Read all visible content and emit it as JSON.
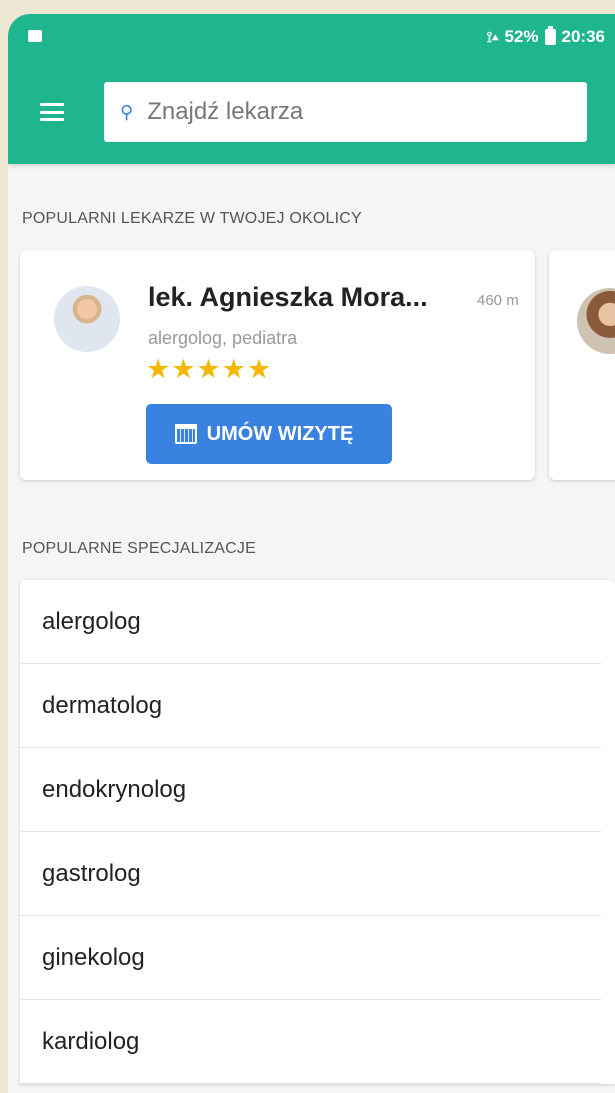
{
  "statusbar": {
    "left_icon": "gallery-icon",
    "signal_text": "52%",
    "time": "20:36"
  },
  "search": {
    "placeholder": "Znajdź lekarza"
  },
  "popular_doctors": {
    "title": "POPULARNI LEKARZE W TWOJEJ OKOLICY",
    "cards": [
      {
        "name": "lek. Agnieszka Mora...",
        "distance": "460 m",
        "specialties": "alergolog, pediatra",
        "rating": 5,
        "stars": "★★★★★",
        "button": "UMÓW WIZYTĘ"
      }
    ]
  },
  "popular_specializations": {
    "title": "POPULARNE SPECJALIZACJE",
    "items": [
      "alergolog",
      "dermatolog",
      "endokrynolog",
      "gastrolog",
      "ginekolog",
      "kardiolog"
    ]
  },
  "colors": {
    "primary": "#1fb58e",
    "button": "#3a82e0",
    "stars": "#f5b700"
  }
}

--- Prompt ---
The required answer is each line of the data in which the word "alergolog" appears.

--- Completed task ---
        "specialties": "alergolog, pediatra",
      "alergolog",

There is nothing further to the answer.